No, the real surprise is that no one is talking about what foot McIlroy kicks with, or, more accurately, what club he swings with.
The old shifty-eyed inquisitiveness, the sneaky habitual compulsion to find out who people are and what tribe they come from, isn't an issue when it comes to McIlroy.
Encouragingly, the collective pride we take in his impressive sportsmanship is largely untainted by such petty, mean-spirited sectarian concerns.
Most people are unaware of what background McIlroy comes from and — better still — they just don't care. Apart from a few diehard bigots, looking to take offence, or hung up on claiming him for one side or the other, the whole country is right behind him.
Of course, it's not the first time that a sportsman from Northern Ireland has been able to bring people together.
The most obvious example is Barry McGuigan, the 1980s boxing champion who, as the carnage of the Troubles continued outside the ring, made an emphatic point of his political neutrality, winning public affection and cross-community support in the process.
McGuigan wore shorts emblazoned with a dove of peace and, instead of choosing a national anthem, he would get his father to sing Danny Boy before his bouts.
In the politically febrile 1980s, it was a real struggle for McGuigan to transcend sectarian boundaries and the only way to do it was by making his conscious neutrality definite and overt.
But for McIlroy, the personable, curly-headed poster-boy of the sunny, post-Troubles generation, it's been different. He has skilfully — though seemingly casually — side-stepped attempts to force him to pick a side and stick to it. The message seems to be that, for Rory, it's just not that big a deal.

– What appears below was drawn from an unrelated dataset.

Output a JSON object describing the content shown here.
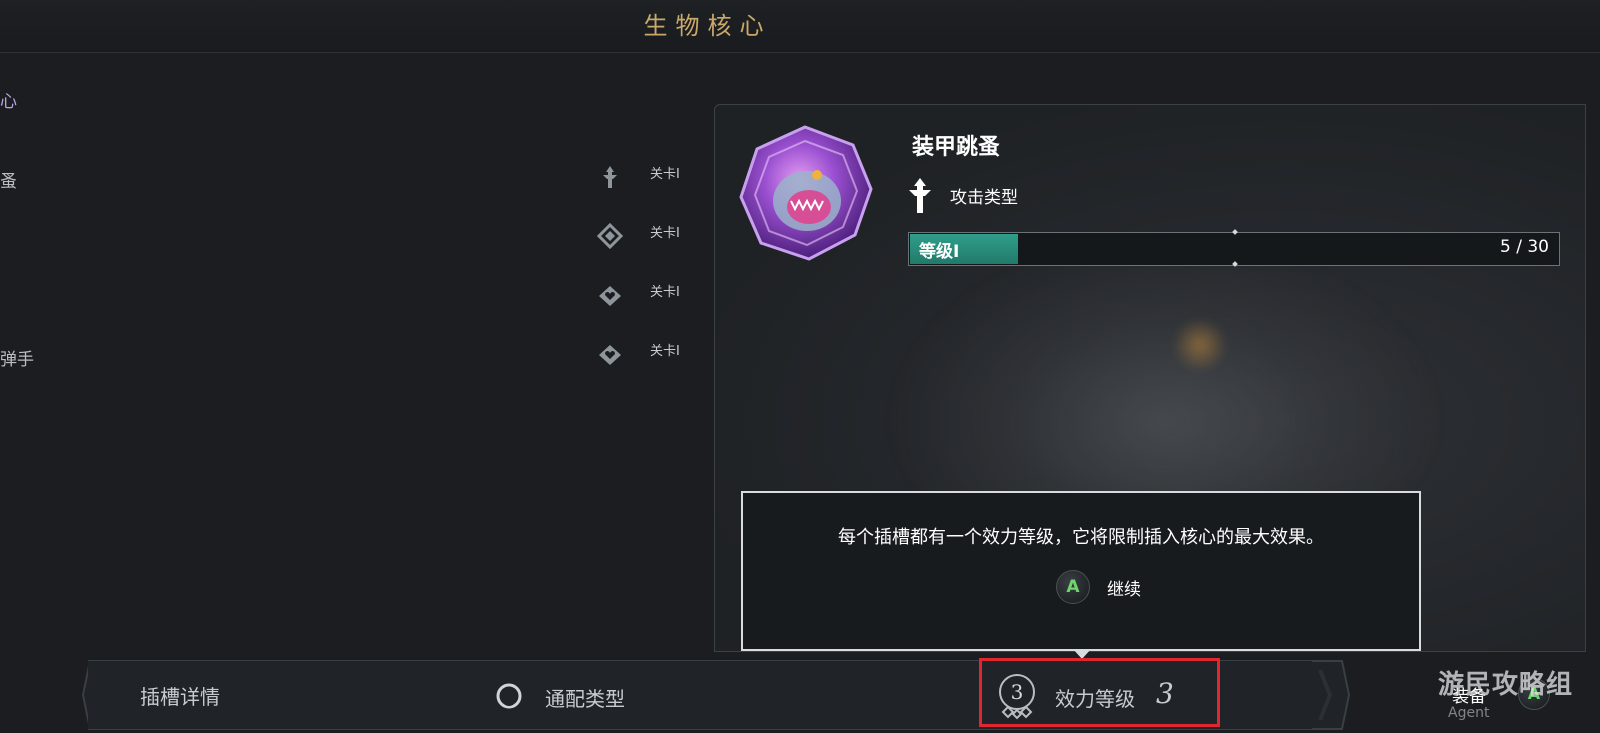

McIlroy simply won't answer questions about whether he sees himself as Irish or British, preferring to describe himself as Northern Irish. This bears out in his professional choices, too: he represented Ireland in the 2009 World Cup of Golf, but says he will probably play for Britain in the 2016 Olympic Games.
When he was interviewed on CNN by Piers Morgan, the English-born former tabloid editor — who makes great play of his Irish antecedents — was determined to weasel an answer to his nationality out of McIlroy. But, in spite of Morgan's best efforts, the young golfer wasn't going to let himself be bounced into a glib reply. Why should he?
It was the same when he ignored the Irish flag that a spectator chucked at him when he won the US Open last year. There was a ridiculous row over whether he'd snubbed nationalists in doing so, but McIlroy was right to refuse the forcible assignation of a political or religious identity. I'd like to think he would have done the same if it had been a Union Flag thrown in his direction.
McIlroy's steadfast neutrality, and determination to rise above issues of political identity, is all the more impressive given his family history.
In 1972, the UVF murdered his great uncle for trying to integrate his Catholic family into an overwhelmingly Protestant part of east Belfast. Joe McIlroy was shot through his kitchen door. No one was ever convicted of the murder.
Rory McIlroy's own story has a dramatically different outcome. He was raised a Catholic in prosperous, middle-class, largely-Protestant Holywood, attended a non-sectarian grammar school and became friends with many Protestants — including his unceremoniously dumped ex-girlfriend Holly Sweeney. (But, hey, perhaps it's a bit much to expect the guy to be a model of gallantry and good manners, as well as an international superstar sportsman.)
So long may Rory continue to duck the national flags aimed at him, whether real or figurative.
Personal identity should never be reducible to a set of unchanging political co-ordinates. It's far more complicated and colourful than that — or at least it should be.
And it's great to see that, in supporting McIlroy, more and more people are genuinely indifferent to perceived political or religious allegiances. Whisper it quietly, but maybe we're beginning to realise that other things in life are more important.
One final thought, though. Let's remember that Rory is his own man. To make him the public face of peace and reconciliation in Northern Ireland is almost as bad as assigning him to one political side or the other.
He's not a symbol, he's an individual in his own right and he doesn't actually belong to us.
Rory McIlroy is a great golfer and we are proud of him. Let's continue to wish him well and leave it at that.
Read Fionola Meredith in the Belfast Telegraph every Wednesday